Lake Norman citizens group opposes toll lanes on I-77 CharlotteObserver.com

Opposition to I-77 Toll Lanes Grows FoxCharlotte.com

Update:  Here is another link that comes at this from a different point of view.

Unequal at Any Speed: How the Beltway's New 'Hot Lanes' Divide Us into Speed-Rich and Speed-Poor  - thebreakthrough.org

Update #2:  In a response to an email to the Davidson Town Board encouraging them to take in all sides of the story, Mayor Woods indicated that the Lake Norman Transportation Commission (LNTC) may be in the process of organizing a meeting that would bring all parties to the table including NCDOT, the Towns, and those presenting another point of view.  No date given, but it is a potentially encouraging sign that at least nobody will be able to claim they "didn't know" about other viable options.

Tuesday, January 1, 2013

Davidson Community Garden Needs Your Help

Below is a note from Connie and Eddie Beach who coordinate the Davidson Community Garden activities covered here at at aShortChronicle over the past year.  I'm posting it in case anyone has any interest in helping support this community effort.

After 3 years of operation, the DCG needs to get its own irrigation tap.  The total cost is estimated to be about $3000.  Donations are being accepted through one of the garden sponsors here in town, Davidson United Methodist Church.  See details at the bottom of the note.  If you think you can help, it would be greatly appreciated.  As the campaign progresses I'll be posting updates here.

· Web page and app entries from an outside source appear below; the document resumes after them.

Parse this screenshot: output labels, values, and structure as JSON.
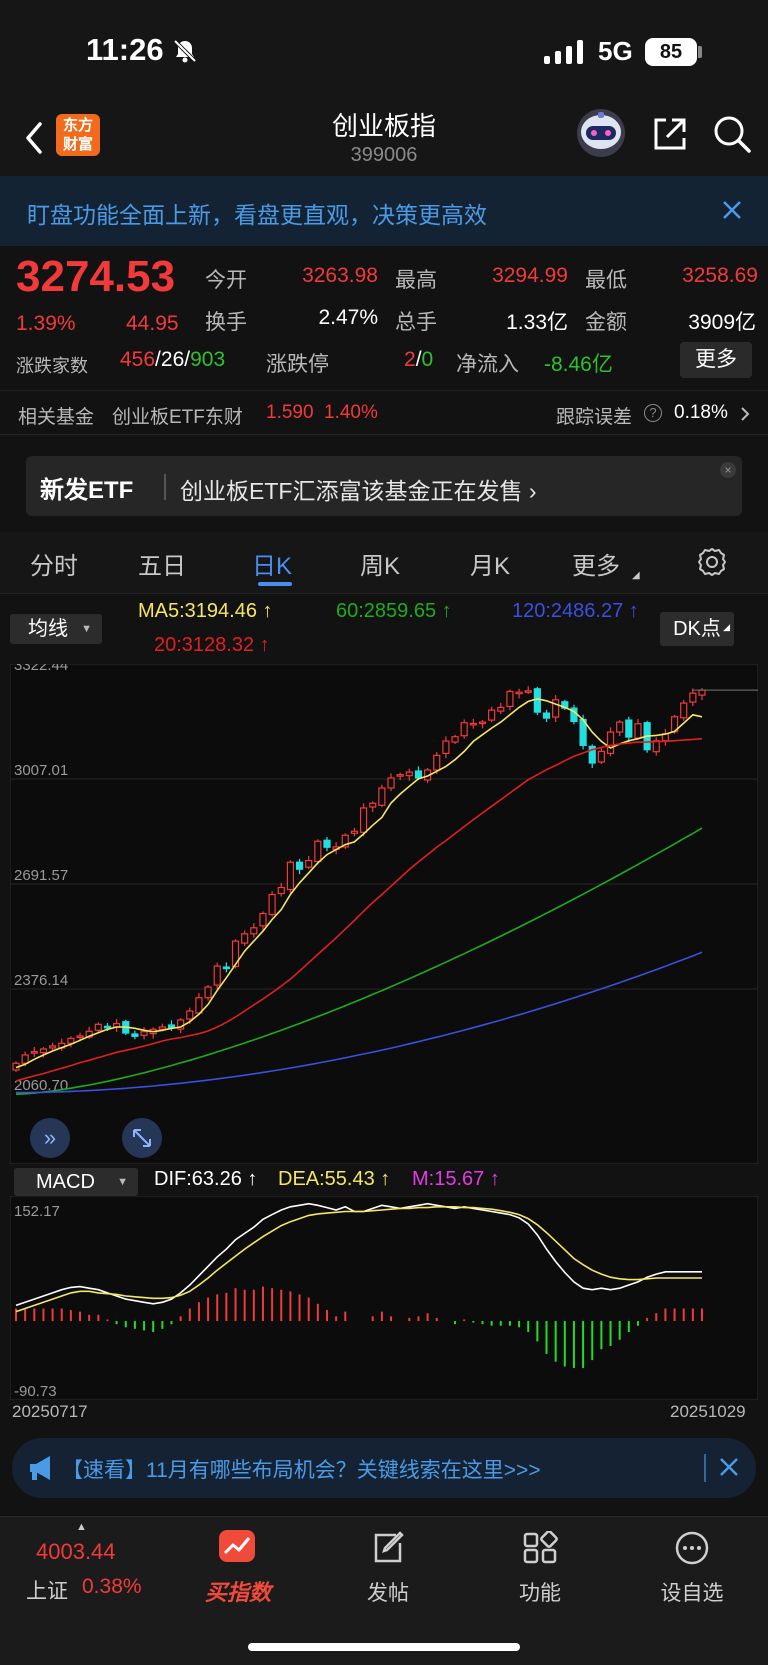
{
  "status_bar": {
    "time": "11:26",
    "network": "5G",
    "battery": "85"
  },
  "header": {
    "title": "创业板指",
    "code": "399006",
    "logo_line1": "东方",
    "logo_line2": "财富"
  },
  "banner": {
    "text": "盯盘功能全面上新，看盘更直观，决策更高效"
  },
  "quote": {
    "price": "3274.53",
    "change_pct": "1.39%",
    "change": "44.95",
    "open_label": "今开",
    "open": "3263.98",
    "high_label": "最高",
    "high": "3294.99",
    "low_label": "最低",
    "low": "3258.69",
    "turnover_label": "换手",
    "turnover": "2.47%",
    "volume_label": "总手",
    "volume": "1.33亿",
    "amount_label": "金额",
    "amount": "3909亿",
    "breadth_label": "涨跌家数",
    "up_count": "456",
    "flat_count": "26",
    "down_count": "903",
    "slash": "/",
    "limit_label": "涨跌停",
    "limit_up": "2",
    "limit_down": "0",
    "netflow_label": "净流入",
    "netflow": "-8.46亿",
    "more": "更多"
  },
  "related_fund": {
    "label": "相关基金",
    "name": "创业板ETF东财",
    "price": "1.590",
    "pct": "1.40%",
    "tracking_label": "跟踪误差",
    "tracking_value": "0.18%",
    "help": "?"
  },
  "new_etf": {
    "tag": "新发ETF",
    "text": "创业板ETF汇添富该基金正在发售 ›",
    "close": "×"
  },
  "tabs": [
    "分时",
    "五日",
    "日K",
    "周K",
    "月K",
    "更多"
  ],
  "ma_row": {
    "button": "均线",
    "ma5": "MA5:3194.46 ↑",
    "ma20": "20:3128.32 ↑",
    "ma60": "60:2859.65 ↑",
    "ma120": "120:2486.27 ↑",
    "dk": "DK点"
  },
  "macd_row": {
    "button": "MACD",
    "dif": "DIF:63.26 ↑",
    "dea": "DEA:55.43 ↑",
    "m": "M:15.67 ↑"
  },
  "colors": {
    "up": "#f23a3a",
    "down": "#22e0e0",
    "ma5": "#f5e663",
    "ma20": "#e02020",
    "ma60": "#1faa1f",
    "ma120": "#3b4fe0",
    "accent": "#4a8ef0"
  },
  "chart_data": [
    {
      "type": "candlestick",
      "title": "",
      "y_ticks": [
        "3322.44",
        "3007.01",
        "2691.57",
        "2376.14",
        "2060.70"
      ],
      "ylim": [
        2060.7,
        3322.44
      ],
      "x_start": "20250717",
      "x_end": "20251029",
      "close": [
        2153,
        2178,
        2188,
        2196,
        2205,
        2213,
        2228,
        2235,
        2249,
        2270,
        2262,
        2272,
        2244,
        2234,
        2248,
        2255,
        2262,
        2259,
        2283,
        2310,
        2350,
        2382,
        2445,
        2441,
        2520,
        2542,
        2560,
        2603,
        2660,
        2681,
        2757,
        2736,
        2762,
        2820,
        2802,
        2803,
        2838,
        2850,
        2920,
        2934,
        2980,
        3010,
        3020,
        3028,
        3010,
        3034,
        3078,
        3121,
        3134,
        3176,
        3174,
        3178,
        3214,
        3222,
        3270,
        3268,
        3272,
        3208,
        3190,
        3245,
        3220,
        3180,
        3108,
        3055,
        3090,
        3148,
        3178,
        3133,
        3173,
        3095,
        3122,
        3143,
        3194,
        3235,
        3265,
        3274
      ],
      "series": [
        {
          "name": "MA5",
          "values": [
            2140,
            2150,
            2165,
            2178,
            2190,
            2200,
            2210,
            2222,
            2234,
            2245,
            2255,
            2262,
            2262,
            2258,
            2252,
            2248,
            2252,
            2258,
            2262,
            2278,
            2300,
            2330,
            2372,
            2410,
            2450,
            2490,
            2520,
            2550,
            2585,
            2615,
            2660,
            2695,
            2725,
            2755,
            2780,
            2795,
            2810,
            2818,
            2842,
            2868,
            2892,
            2935,
            2962,
            2985,
            3008,
            3016,
            3030,
            3045,
            3065,
            3090,
            3120,
            3140,
            3160,
            3178,
            3200,
            3222,
            3240,
            3248,
            3242,
            3232,
            3222,
            3210,
            3185,
            3148,
            3120,
            3100,
            3112,
            3122,
            3128,
            3136,
            3138,
            3142,
            3150,
            3175,
            3200,
            3194
          ]
        },
        {
          "name": "20",
          "values": [
            2100,
            2108,
            2115,
            2122,
            2130,
            2138,
            2146,
            2155,
            2162,
            2170,
            2178,
            2186,
            2192,
            2198,
            2205,
            2212,
            2220,
            2226,
            2230,
            2236,
            2242,
            2250,
            2262,
            2276,
            2292,
            2310,
            2328,
            2346,
            2365,
            2385,
            2406,
            2430,
            2455,
            2480,
            2505,
            2530,
            2556,
            2582,
            2610,
            2636,
            2660,
            2685,
            2710,
            2735,
            2758,
            2780,
            2802,
            2822,
            2843,
            2864,
            2885,
            2905,
            2925,
            2945,
            2965,
            2985,
            3005,
            3020,
            3035,
            3048,
            3062,
            3075,
            3085,
            3095,
            3102,
            3108,
            3112,
            3115,
            3118,
            3118,
            3120,
            3120,
            3122,
            3124,
            3126,
            3128
          ]
        }
      ]
    },
    {
      "type": "bar",
      "title": "MACD",
      "y_ticks": [
        "152.17",
        "-90.73"
      ],
      "ylim": [
        -90.73,
        152.17
      ],
      "series": [
        {
          "name": "DIF",
          "values": [
            20,
            24,
            28,
            32,
            36,
            40,
            43,
            44,
            42,
            40,
            36,
            32,
            28,
            26,
            24,
            22,
            24,
            28,
            36,
            46,
            58,
            70,
            82,
            92,
            104,
            112,
            120,
            130,
            136,
            142,
            146,
            148,
            150,
            148,
            145,
            142,
            146,
            140,
            140,
            144,
            148,
            146,
            144,
            146,
            148,
            150,
            148,
            146,
            144,
            146,
            144,
            142,
            140,
            138,
            136,
            132,
            124,
            110,
            92,
            76,
            62,
            50,
            42,
            40,
            42,
            40,
            42,
            46,
            50,
            56,
            60,
            63,
            63,
            63,
            63,
            63
          ]
        },
        {
          "name": "DEA",
          "values": [
            12,
            16,
            20,
            24,
            28,
            32,
            36,
            38,
            38,
            36,
            35,
            34,
            32,
            31,
            30,
            29,
            29,
            30,
            33,
            38,
            46,
            55,
            65,
            74,
            83,
            92,
            100,
            108,
            115,
            122,
            127,
            131,
            135,
            137,
            138,
            139,
            140,
            140,
            140,
            141,
            142,
            143,
            144,
            144,
            145,
            145,
            146,
            146,
            146,
            145,
            145,
            144,
            143,
            141,
            139,
            136,
            131,
            123,
            113,
            102,
            91,
            80,
            72,
            65,
            60,
            56,
            54,
            53,
            53,
            54,
            55,
            55,
            55,
            55,
            55,
            55
          ]
        }
      ]
    }
  ],
  "ad": {
    "text": "【速看】11月有哪些布局机会？关键线索在这里>>>"
  },
  "bottom_nav": {
    "index_value": "4003.44",
    "index_name": "上证",
    "index_pct": "0.38%",
    "buy_index": "买指数",
    "post": "发帖",
    "functions": "功能",
    "watchlist": "设自选"
  }
}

Including an initial matching grant from an anonymous donor, the total starts off at $1000.

Other DCG Posts...

Davidson Community Garden - Growing Food for a Good Cause  March 24, 2012

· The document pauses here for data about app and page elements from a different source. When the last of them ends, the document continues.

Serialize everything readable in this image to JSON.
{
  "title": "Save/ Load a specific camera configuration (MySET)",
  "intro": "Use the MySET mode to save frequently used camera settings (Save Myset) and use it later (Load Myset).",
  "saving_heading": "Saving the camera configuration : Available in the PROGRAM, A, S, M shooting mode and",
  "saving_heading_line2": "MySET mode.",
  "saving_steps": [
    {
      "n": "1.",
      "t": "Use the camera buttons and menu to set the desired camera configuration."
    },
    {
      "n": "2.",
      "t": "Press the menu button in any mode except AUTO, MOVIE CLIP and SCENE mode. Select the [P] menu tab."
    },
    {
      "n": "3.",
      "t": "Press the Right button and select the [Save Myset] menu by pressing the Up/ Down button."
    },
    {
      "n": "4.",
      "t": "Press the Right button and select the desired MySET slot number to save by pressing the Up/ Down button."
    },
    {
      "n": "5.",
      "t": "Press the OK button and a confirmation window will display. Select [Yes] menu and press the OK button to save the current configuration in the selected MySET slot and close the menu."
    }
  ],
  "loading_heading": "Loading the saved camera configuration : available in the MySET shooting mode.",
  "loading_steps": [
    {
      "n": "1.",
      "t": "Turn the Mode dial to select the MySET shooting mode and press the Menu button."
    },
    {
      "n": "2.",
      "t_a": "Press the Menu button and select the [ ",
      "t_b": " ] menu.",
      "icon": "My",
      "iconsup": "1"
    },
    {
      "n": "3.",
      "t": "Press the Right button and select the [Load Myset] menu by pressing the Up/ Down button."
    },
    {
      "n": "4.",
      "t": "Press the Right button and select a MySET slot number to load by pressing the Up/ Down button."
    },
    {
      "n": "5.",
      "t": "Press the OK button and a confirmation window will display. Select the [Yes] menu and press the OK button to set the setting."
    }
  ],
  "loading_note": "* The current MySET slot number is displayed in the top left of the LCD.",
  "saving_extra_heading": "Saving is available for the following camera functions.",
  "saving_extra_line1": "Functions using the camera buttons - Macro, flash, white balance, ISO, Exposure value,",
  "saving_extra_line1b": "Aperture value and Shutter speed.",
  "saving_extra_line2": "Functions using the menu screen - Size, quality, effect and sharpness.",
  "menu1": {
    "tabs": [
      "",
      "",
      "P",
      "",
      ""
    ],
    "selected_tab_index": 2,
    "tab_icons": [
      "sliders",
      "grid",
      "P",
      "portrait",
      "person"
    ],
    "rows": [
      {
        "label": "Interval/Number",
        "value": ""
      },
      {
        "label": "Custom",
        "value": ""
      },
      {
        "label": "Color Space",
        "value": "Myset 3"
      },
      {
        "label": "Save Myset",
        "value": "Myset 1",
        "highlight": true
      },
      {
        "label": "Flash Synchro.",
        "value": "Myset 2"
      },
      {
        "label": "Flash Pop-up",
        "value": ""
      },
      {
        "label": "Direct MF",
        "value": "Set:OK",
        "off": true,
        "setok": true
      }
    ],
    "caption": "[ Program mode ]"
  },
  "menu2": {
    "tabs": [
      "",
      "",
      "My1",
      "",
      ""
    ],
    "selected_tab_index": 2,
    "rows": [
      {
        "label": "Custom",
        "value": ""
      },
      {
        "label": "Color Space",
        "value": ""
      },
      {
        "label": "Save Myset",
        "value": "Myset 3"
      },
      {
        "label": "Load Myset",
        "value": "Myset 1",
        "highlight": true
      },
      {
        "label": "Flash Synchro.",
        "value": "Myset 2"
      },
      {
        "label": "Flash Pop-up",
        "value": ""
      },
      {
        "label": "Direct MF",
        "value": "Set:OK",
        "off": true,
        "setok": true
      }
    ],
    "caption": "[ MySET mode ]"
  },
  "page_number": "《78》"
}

Davidson Community Garden - A Quarter Ton So Far July 1, 2012

Davidson Community Garden Reaches 1-Ton Goal! December 20, 2012

Note from Connie and Eddie Beach

Dear Volunteers and Friends of Davidson Community Garden,

As we move toward the completion of our 3rd year of gardening, let's look at
3 words* describing growth now and ahead.

* WOW! A ton of vegetables from DCG has been given to
Loaves and
. We hit 2002 pounds the week before Christmas. That is an increase
of about 600 lbs. from last year and over 1000 from the previous year.
Here's a photo of the harvest that topped the one ton mark: .

* THANKS! Credit for this bountiful harvest goes to the many
volunteers-individuals and groups-who have given time, energy, and know-how
to the tending of the garden. From soil preparation to planting to watering
to weeding to harvest, everyone has dug in and given their best. Thanks to
our sponsors for their support . especially Davidson United Methodist Church
and Davidson College. And thanks to God for the miracles of community and

* HELP! Water is an essential for any garden. For the first 3 years
we have been able to get water from the empty house next door. Since at
some point this will no longer be a resource, it makes sense to secure our
own water supply. The fee for tapping into the water line is $2200, and the
cost for plumbing and materials is $800, for a total of about $3000. So, for
the first time, we are asking volunteers and friends of the garden to make a
donation to help achieve this goal. The great news is that we already have
a grant which will match up to $1000 in donations! All donations are
tax-deductible. If you'd like to contribute, please make check payable to
DUMC, note "Community Garden" in the memo and mail to:

Davidson United Methodist Church
PO Box 718
Davidson, NC 28036

We'd love to have the garden's water installed by early March, ready
for spring planting!

The Davidson Community Garden continues to fulfill its mission of bringing
people together from the community to grow healthy, abundant food made
available to many needy families through Loaves and Fishes, and to everyone
willing to "dig in". We appreciate your taking part in the garden's growth
and success thus far and in the years ahead!

Connie and Eddie Beach

* The 3 words were inspired by Anne Lamott's newest book HELP THANKS WOW;